The Medieval Studies Program: a Year-by-Year Description
First-year courses are designed to appeal to students new to the university setting and to reflect the levels of understanding of students who are typically engaging with specific academic disciplines and their requisite course content for the first time. The instructors therefore select topics and issues that are both interesting for, and significant to, the entry-level student. Courses employ lectures, class discussion, and often group projects.
The principal aim of our first-year course is to introduce the students to interdisciplinary study and to the persons, events, and forces that have shaped ideas, intellectual traditions, artistic movements, and political developments during the Middle Ages, and that have shaped understanding of the Middle Ages subsequently. Further aims are to broaden the students understanding of medieval culture by taking into consideration the perspectives of disciplines traditionally alien to medieval literary and historical studies, including anthropology, visual and material cultural studies, music appreciation, ethnography, historiography, and medievalism. Instructors introduce methods of analysis through readings and assignments. This last year, the program decided to put even more emphasis than previously on research and writing techniques.
Assignments engage students with new concepts and ideas and typically include short essays and tests. Instructors provide guidance as to how these assignments should be approached, and the methods of quality research and essay-writing receive particular attention, which is commended by our students. There is a midterm exam in 100-level classes and always a final exam (worth at least 30% of the final grade). First-year courses usually have about 64 students. A student wrote of our ML100 course: a great 100-level introductory course that was responsible for my majoring in Medieval Studies in the first place.
Second-year courses build the foundation for upper-level courses by improving the student's understanding of the Middle Ages and also key concepts, processes, approaches, and methodologies introduced to them in year one. This aim is accomplished through more integrated writing assignments, seminars, and discussions. Class size averages around 55 students. The main method of instruction is the lecture, with discussion of significant themes and aspects of the medieval period based on readings from assigned texts. Second-year courses are intended to provide students with the chronological, thematic, practical, and methodological frameworks on which they can build more specialized knowledge of particular concepts, movements, and issues.
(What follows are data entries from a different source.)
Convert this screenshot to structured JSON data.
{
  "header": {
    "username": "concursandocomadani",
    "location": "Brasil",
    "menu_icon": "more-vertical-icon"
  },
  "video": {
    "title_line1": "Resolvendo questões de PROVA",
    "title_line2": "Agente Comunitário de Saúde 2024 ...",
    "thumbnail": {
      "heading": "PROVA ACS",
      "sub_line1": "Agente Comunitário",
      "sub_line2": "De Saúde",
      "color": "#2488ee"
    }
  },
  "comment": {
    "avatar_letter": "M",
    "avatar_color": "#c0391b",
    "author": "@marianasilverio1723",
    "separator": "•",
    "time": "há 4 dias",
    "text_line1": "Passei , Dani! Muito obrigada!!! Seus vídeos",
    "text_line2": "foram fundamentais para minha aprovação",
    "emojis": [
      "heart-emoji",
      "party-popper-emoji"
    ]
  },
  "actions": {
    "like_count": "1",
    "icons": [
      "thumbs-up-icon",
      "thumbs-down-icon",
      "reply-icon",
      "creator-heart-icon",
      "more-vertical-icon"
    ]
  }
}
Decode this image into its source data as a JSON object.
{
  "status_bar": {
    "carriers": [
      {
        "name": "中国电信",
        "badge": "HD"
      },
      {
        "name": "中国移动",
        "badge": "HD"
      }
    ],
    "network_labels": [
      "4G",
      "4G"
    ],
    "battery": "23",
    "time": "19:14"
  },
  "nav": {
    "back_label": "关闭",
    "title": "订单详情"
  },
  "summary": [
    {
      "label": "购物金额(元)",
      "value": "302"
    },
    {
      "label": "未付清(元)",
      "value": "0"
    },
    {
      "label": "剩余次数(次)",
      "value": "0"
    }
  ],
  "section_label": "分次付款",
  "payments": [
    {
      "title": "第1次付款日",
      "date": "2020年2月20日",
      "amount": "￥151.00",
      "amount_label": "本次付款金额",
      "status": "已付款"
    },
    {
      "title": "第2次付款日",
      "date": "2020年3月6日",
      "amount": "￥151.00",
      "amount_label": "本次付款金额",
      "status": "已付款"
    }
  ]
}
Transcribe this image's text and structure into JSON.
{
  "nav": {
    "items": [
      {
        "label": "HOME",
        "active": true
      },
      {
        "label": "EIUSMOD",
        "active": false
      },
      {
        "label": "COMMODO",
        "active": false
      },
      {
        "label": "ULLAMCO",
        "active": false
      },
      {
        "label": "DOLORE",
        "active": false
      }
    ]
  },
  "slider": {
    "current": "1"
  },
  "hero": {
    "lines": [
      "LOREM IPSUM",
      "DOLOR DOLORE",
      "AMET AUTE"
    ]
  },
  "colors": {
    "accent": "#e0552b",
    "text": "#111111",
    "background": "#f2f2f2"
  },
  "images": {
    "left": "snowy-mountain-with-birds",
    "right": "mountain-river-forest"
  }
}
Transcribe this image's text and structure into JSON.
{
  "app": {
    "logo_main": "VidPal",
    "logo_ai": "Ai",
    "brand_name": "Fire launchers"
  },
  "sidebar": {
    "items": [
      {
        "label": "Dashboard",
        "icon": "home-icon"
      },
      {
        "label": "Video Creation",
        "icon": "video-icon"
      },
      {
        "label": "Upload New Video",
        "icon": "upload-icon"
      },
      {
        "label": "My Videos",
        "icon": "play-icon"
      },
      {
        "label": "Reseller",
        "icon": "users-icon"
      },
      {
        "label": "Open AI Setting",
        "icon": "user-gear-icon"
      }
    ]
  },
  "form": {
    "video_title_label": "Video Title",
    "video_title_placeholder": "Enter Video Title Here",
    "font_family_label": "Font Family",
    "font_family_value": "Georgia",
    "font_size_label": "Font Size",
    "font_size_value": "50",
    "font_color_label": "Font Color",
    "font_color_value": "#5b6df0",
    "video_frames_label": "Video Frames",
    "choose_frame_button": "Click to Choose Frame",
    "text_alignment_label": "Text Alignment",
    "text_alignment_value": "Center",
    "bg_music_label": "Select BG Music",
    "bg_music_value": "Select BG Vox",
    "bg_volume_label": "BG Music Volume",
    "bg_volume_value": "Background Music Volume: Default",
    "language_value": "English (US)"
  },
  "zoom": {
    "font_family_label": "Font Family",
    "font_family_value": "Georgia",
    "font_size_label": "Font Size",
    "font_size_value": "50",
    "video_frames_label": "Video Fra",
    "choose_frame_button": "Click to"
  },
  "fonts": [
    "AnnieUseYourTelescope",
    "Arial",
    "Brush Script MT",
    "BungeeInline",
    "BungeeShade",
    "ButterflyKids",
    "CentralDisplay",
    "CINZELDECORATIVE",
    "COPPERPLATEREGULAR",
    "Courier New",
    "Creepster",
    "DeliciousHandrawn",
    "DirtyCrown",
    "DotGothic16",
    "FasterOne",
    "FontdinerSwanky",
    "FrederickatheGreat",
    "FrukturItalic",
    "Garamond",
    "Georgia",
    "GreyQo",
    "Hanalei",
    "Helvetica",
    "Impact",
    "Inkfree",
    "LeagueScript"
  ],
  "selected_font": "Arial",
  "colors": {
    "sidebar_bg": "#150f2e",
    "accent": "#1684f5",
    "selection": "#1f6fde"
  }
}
Third-year courses reinforce what has been learned previously and foster greater specialization and depth. In comparison to second-year courses, 300-level offerings offer a more intense study of specialized themes, genres, historical events, case studies, or other more narrowly defined topics. Having been introduced to the Middle Ages itself, students can now be instructed more thoroughly in later ideas concerning this period (e.g.Medievalism). New interdisciplinary topics are introduced. Third-year courses combine both lecture and discussion. The classes rarely exceed the limit of 40 students.
Fourth-year (400-level) courses are seminars and must be taken by all majors. These courses promote in-depth and intensive discussions of ideas, issues, and methodologies fundamental to understanding the Middle Ages. In particular, seminars typically involve research concerning specific themes and perspectives. These courses give students opportunities to engage in their own research projects and provide a forum for the presentation and discussion of each student's research. Ideally, students will finish these courses with a more nuanced sense of the professional demands of undertaking sustained research on topics in medieval culture. Class sizes are restricted to 15-22 students each.
Course Offerings for 2016/17
Course offerings for 2016/17 forthcoming.